_YOUR GOAL_. The answer should consist of each line below that contains the word "virtù".

Dataset rows describing interfaces:
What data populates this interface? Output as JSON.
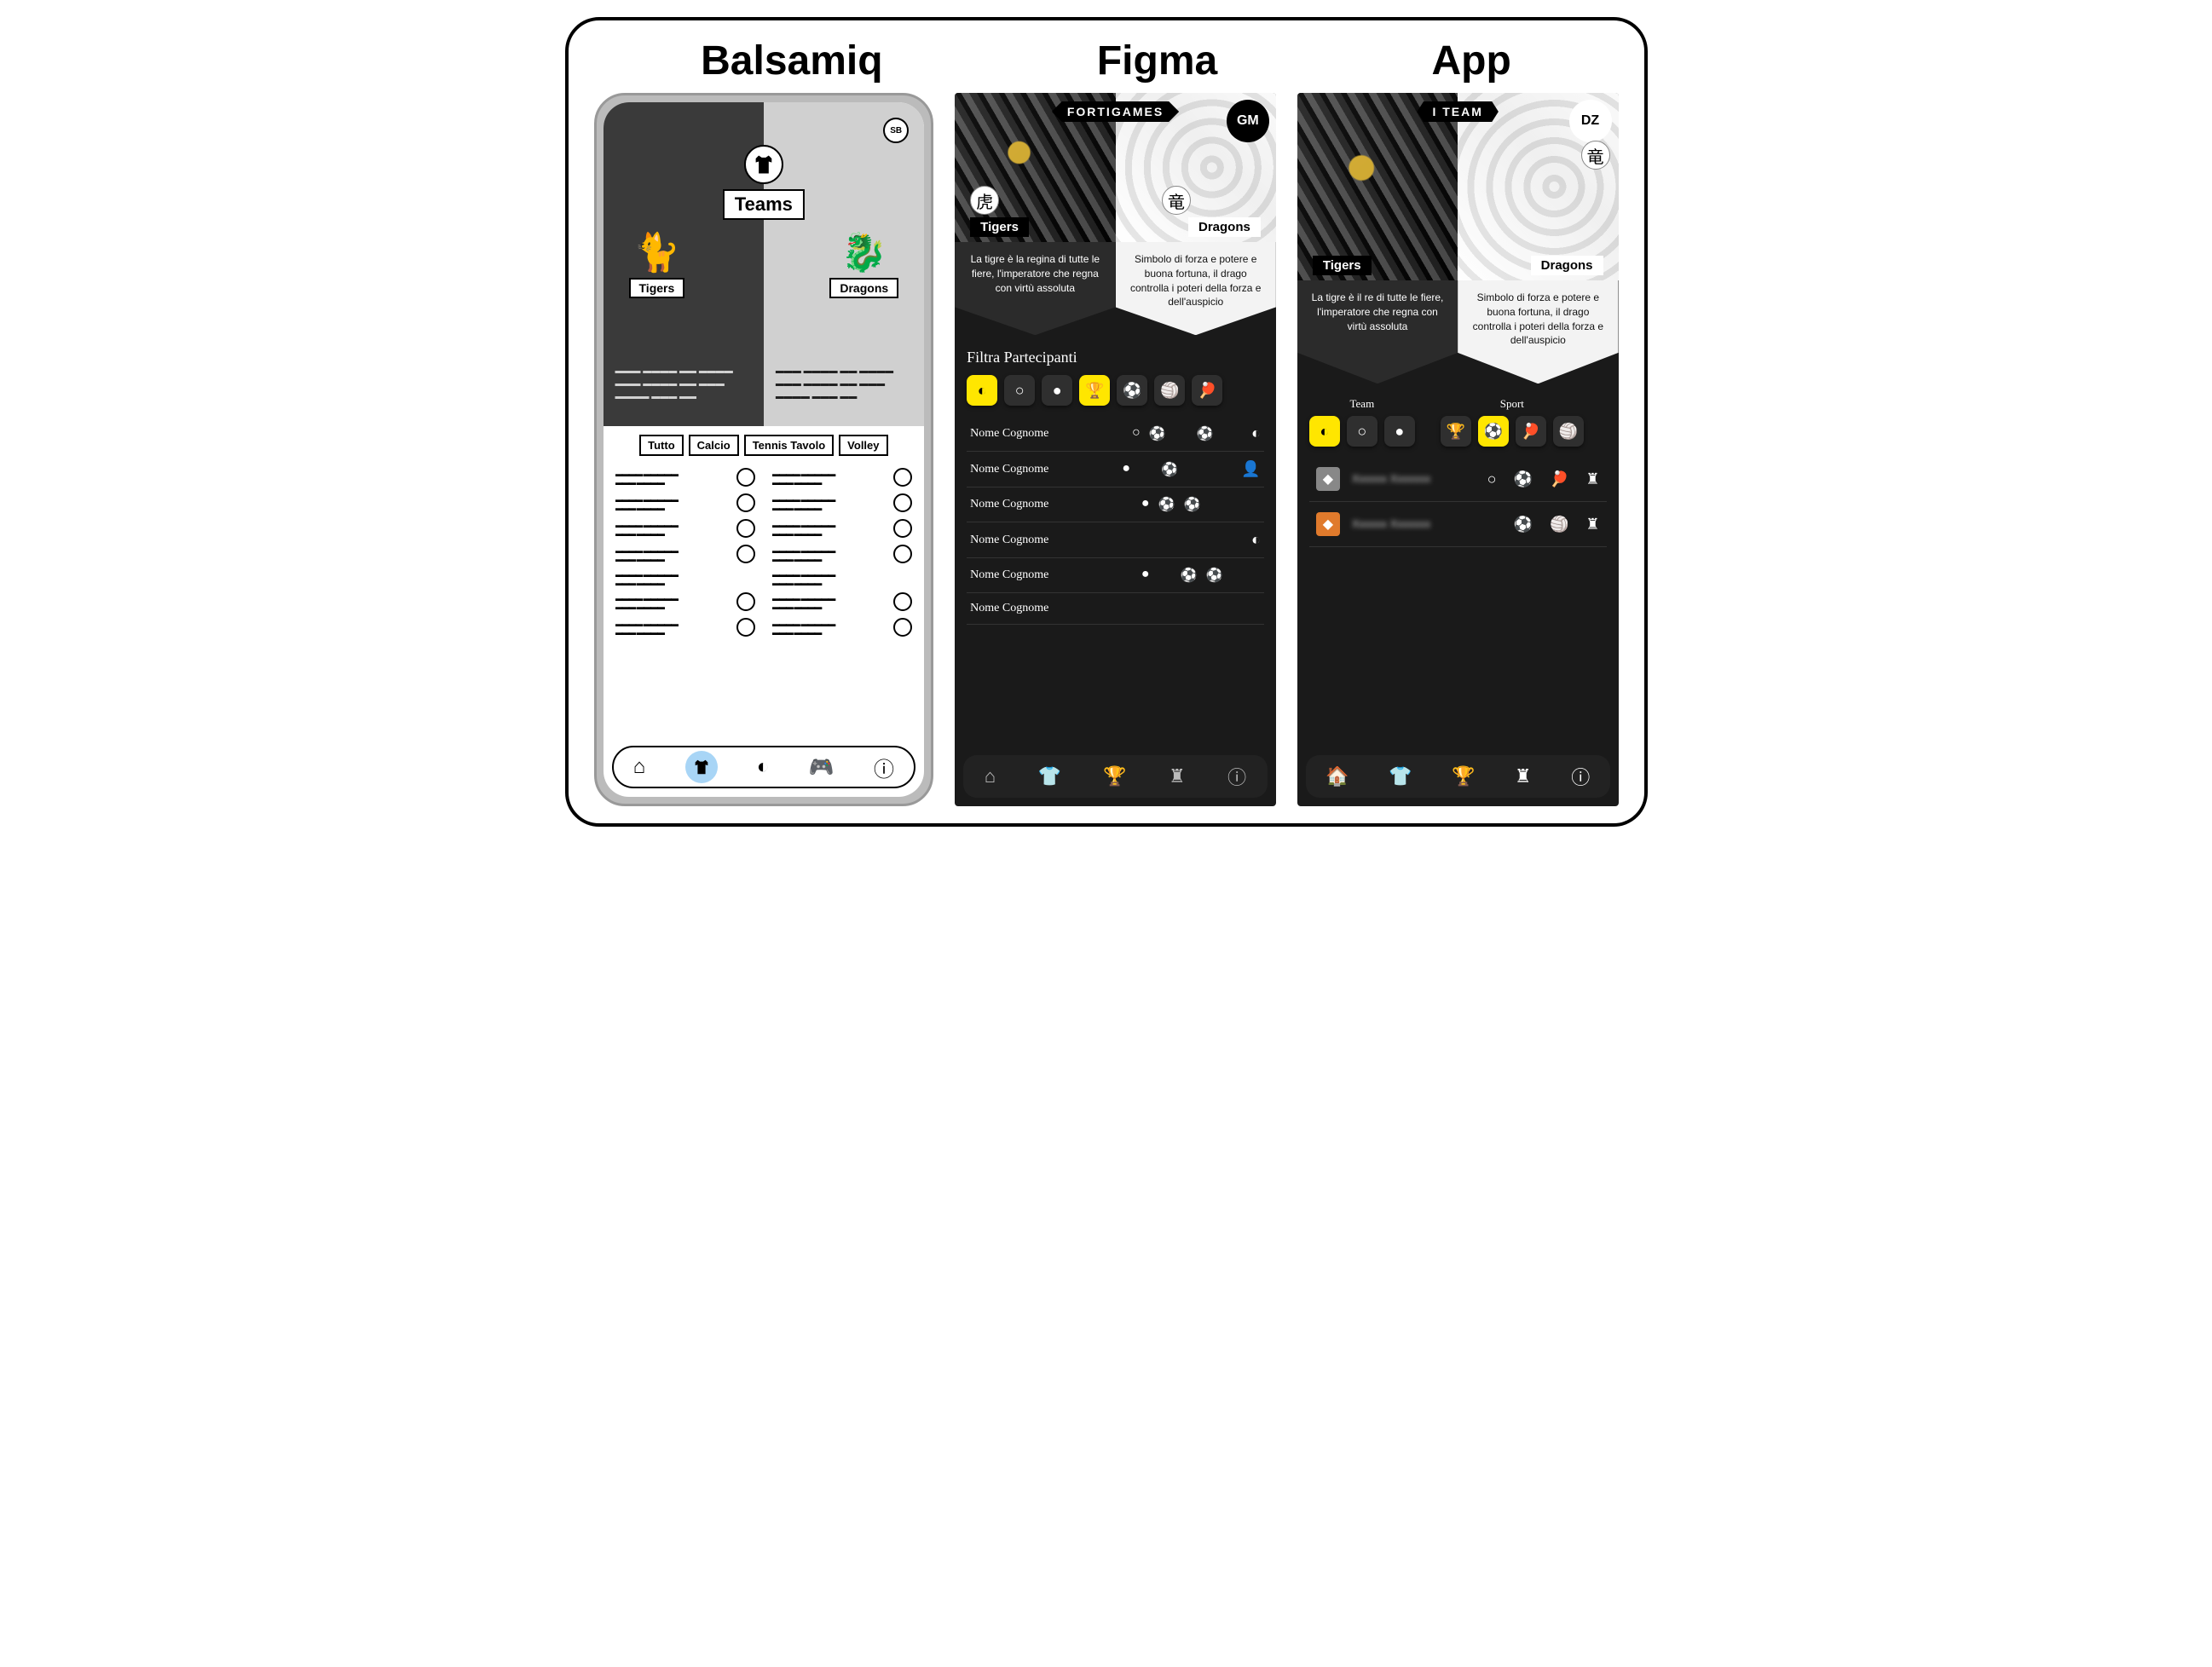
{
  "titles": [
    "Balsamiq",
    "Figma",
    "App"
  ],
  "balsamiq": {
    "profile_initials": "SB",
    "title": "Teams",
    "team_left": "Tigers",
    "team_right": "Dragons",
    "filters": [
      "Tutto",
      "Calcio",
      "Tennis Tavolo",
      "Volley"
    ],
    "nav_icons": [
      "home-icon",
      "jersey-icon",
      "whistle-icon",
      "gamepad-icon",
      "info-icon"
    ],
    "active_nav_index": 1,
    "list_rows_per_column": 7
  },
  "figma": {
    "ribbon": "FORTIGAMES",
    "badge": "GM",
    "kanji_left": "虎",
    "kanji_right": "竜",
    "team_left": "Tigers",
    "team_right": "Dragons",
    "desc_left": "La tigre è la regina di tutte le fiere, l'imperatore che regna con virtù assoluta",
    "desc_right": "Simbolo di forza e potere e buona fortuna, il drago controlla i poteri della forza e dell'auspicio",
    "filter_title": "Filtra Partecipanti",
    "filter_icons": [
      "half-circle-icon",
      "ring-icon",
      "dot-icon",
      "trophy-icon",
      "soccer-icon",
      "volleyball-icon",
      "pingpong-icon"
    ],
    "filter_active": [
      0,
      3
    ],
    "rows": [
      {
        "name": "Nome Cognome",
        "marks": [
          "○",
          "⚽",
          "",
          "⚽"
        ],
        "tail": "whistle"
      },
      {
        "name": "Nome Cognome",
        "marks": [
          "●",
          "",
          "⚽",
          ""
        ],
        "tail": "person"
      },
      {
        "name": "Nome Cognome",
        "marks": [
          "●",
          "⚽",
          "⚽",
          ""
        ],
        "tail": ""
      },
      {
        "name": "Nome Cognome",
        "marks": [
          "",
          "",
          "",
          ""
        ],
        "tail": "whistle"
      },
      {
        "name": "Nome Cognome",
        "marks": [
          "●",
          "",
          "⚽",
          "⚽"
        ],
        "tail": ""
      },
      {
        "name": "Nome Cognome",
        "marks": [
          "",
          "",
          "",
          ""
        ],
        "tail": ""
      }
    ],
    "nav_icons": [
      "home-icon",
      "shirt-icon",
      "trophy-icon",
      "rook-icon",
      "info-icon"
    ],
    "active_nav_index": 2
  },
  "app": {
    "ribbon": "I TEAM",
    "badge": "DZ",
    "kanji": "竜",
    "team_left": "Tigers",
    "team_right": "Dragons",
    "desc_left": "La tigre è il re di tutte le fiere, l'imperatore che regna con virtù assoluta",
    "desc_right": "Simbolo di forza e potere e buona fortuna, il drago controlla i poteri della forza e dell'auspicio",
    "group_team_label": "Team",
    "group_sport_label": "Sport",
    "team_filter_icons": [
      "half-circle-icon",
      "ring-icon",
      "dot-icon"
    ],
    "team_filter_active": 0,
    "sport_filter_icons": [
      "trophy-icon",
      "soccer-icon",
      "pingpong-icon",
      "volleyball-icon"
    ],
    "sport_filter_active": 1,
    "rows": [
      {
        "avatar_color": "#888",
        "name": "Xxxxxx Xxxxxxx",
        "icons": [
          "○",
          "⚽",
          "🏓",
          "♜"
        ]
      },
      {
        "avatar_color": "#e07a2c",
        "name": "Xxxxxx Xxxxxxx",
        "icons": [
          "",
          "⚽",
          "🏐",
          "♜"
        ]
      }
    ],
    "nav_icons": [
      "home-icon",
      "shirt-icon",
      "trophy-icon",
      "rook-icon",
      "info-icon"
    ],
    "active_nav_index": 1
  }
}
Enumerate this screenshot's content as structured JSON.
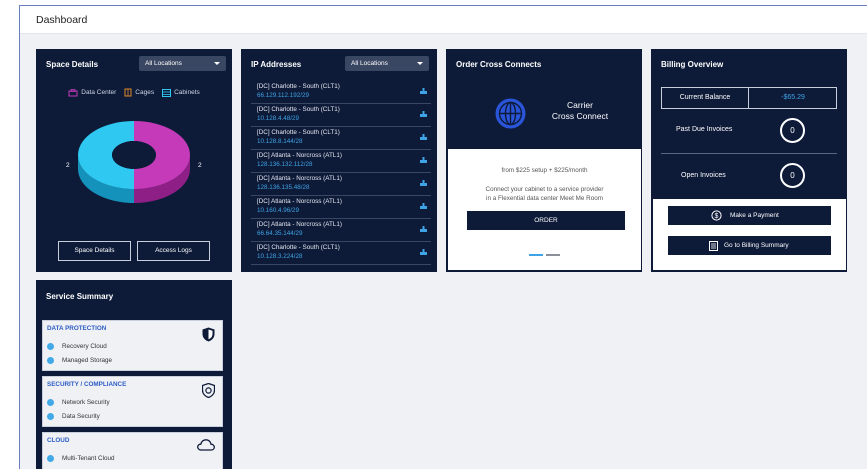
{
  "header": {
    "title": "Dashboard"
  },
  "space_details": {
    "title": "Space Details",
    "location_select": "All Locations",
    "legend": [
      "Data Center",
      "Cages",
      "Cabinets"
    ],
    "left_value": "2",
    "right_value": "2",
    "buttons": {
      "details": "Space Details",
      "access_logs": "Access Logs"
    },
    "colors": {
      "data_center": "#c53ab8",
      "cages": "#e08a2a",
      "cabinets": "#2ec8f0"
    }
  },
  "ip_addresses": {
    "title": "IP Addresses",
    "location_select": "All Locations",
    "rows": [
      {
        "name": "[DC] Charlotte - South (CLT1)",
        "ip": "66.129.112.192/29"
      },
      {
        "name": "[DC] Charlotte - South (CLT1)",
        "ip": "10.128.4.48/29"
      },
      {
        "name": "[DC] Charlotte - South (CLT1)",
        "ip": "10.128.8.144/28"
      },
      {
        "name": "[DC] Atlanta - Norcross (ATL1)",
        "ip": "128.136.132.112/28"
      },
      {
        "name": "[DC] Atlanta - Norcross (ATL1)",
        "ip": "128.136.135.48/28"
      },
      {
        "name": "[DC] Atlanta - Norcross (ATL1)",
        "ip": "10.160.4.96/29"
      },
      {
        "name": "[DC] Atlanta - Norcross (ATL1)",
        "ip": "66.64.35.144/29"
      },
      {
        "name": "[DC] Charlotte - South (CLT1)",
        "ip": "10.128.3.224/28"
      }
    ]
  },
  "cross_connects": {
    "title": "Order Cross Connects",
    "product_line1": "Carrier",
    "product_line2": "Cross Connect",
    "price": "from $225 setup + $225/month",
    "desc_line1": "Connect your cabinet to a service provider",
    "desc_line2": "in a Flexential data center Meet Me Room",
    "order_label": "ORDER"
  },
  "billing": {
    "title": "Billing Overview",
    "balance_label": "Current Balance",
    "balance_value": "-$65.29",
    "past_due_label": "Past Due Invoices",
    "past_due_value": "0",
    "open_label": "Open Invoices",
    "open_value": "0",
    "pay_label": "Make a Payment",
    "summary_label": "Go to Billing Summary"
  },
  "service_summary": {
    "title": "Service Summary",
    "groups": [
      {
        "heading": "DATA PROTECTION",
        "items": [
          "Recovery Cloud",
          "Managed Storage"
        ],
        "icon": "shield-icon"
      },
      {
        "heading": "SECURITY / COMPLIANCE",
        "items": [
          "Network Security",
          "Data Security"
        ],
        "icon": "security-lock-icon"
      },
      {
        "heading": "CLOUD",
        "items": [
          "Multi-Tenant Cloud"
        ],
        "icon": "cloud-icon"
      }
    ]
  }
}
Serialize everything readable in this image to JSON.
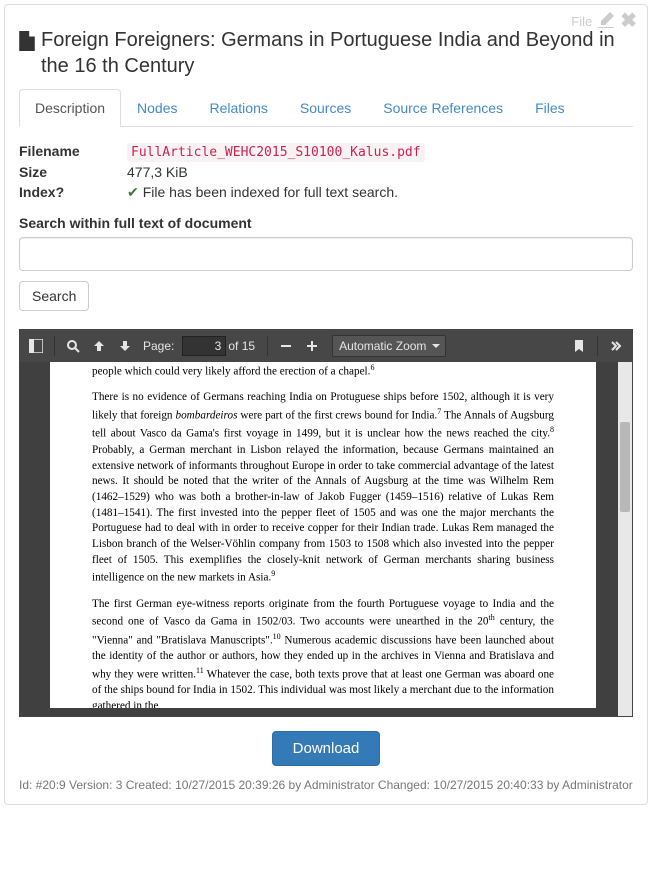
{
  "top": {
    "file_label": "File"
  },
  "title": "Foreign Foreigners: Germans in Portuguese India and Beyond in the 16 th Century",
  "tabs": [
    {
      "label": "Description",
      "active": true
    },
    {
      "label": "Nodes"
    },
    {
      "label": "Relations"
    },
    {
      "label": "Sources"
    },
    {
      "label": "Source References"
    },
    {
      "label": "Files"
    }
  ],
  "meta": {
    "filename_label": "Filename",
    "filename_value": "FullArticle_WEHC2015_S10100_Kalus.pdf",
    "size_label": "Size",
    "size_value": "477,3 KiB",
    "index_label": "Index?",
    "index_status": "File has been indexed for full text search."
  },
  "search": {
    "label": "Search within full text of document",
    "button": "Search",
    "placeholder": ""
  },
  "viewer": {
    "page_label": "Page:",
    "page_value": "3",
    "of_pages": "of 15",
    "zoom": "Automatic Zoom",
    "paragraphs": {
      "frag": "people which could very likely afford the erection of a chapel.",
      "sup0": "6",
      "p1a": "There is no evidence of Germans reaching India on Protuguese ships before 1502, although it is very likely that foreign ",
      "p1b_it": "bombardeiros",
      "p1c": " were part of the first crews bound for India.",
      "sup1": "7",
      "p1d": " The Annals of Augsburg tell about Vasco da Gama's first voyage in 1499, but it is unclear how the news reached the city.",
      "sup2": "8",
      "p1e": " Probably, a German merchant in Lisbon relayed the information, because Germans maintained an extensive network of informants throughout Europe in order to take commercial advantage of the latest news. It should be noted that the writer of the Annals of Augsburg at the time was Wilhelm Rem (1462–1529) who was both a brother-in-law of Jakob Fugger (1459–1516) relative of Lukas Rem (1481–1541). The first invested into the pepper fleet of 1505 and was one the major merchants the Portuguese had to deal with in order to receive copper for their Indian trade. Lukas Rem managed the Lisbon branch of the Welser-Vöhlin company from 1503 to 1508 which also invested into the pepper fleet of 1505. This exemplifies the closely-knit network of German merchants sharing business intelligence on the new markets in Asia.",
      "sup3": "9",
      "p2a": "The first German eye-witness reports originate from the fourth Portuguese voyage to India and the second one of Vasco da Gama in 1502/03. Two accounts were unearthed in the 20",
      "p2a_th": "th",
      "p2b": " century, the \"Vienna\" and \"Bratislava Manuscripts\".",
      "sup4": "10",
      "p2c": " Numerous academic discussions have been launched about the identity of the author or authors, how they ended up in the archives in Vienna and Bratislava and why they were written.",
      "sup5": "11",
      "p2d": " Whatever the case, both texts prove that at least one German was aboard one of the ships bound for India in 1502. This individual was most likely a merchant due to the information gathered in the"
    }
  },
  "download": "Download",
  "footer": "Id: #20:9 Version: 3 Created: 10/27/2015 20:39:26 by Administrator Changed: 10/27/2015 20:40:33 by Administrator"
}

_OUTPUT FOR THIS EXERCISE_.
    "desc_left": "La tigre è la regina di tutte le fiere, l'imperatore che regna con virtù assoluta",
    "desc_left": "La tigre è il re di tutte le fiere, l'imperatore che regna con virtù assoluta",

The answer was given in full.